BEGIN

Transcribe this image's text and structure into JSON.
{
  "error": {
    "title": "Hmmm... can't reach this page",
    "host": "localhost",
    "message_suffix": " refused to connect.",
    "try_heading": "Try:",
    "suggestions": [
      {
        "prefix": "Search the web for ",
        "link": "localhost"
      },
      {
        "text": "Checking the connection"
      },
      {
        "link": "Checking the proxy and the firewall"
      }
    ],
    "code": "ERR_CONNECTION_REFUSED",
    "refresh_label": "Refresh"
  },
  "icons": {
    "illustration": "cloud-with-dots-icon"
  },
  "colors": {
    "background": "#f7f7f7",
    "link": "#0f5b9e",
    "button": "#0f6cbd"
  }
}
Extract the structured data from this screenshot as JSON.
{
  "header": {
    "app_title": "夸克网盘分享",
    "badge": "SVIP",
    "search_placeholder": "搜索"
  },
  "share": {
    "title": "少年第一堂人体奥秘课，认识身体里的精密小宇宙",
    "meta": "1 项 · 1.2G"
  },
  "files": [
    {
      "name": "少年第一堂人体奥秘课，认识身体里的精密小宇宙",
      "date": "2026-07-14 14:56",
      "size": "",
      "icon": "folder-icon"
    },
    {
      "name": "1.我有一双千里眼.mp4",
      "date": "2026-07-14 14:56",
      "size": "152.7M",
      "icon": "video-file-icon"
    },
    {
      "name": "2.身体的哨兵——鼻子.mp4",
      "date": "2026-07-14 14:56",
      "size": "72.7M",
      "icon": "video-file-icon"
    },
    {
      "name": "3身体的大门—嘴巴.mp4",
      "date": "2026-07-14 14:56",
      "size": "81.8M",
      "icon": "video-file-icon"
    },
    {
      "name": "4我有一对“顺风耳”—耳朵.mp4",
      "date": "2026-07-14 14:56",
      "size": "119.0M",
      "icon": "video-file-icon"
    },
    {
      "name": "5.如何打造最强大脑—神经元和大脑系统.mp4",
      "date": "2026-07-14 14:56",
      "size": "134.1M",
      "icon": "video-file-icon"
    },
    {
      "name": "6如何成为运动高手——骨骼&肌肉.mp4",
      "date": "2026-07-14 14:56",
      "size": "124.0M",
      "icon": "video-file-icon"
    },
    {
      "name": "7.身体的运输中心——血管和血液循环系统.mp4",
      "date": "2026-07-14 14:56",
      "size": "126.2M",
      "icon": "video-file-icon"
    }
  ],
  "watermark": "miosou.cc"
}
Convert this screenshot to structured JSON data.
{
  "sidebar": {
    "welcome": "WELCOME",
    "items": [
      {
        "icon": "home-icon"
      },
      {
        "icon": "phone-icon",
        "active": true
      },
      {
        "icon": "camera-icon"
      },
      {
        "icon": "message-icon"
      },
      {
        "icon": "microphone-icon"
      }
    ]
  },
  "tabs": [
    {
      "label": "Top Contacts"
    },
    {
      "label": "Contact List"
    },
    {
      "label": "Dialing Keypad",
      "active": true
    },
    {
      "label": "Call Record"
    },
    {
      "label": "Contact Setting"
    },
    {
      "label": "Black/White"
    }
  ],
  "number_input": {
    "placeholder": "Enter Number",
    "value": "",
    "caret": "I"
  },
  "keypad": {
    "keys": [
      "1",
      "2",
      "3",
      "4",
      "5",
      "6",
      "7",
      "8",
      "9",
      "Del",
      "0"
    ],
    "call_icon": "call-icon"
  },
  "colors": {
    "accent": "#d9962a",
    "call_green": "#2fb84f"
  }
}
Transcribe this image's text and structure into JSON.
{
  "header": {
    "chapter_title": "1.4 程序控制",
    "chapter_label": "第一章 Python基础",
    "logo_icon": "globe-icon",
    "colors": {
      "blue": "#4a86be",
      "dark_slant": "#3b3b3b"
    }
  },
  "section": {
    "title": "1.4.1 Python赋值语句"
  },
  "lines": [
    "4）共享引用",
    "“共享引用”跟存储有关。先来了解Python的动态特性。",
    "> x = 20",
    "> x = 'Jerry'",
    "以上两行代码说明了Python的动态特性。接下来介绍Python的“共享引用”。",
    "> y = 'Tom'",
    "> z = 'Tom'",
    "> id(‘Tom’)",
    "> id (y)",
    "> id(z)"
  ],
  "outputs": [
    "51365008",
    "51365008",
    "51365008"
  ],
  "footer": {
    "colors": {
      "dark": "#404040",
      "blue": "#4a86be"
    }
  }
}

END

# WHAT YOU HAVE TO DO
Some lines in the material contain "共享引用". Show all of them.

# YOUR SOLUTION
    "4）共享引用",
    "“共享引用”跟存储有关。先来了解Python的动态特性。",
    "以上两行代码说明了Python的动态特性。接下来介绍Python的“共享引用”。",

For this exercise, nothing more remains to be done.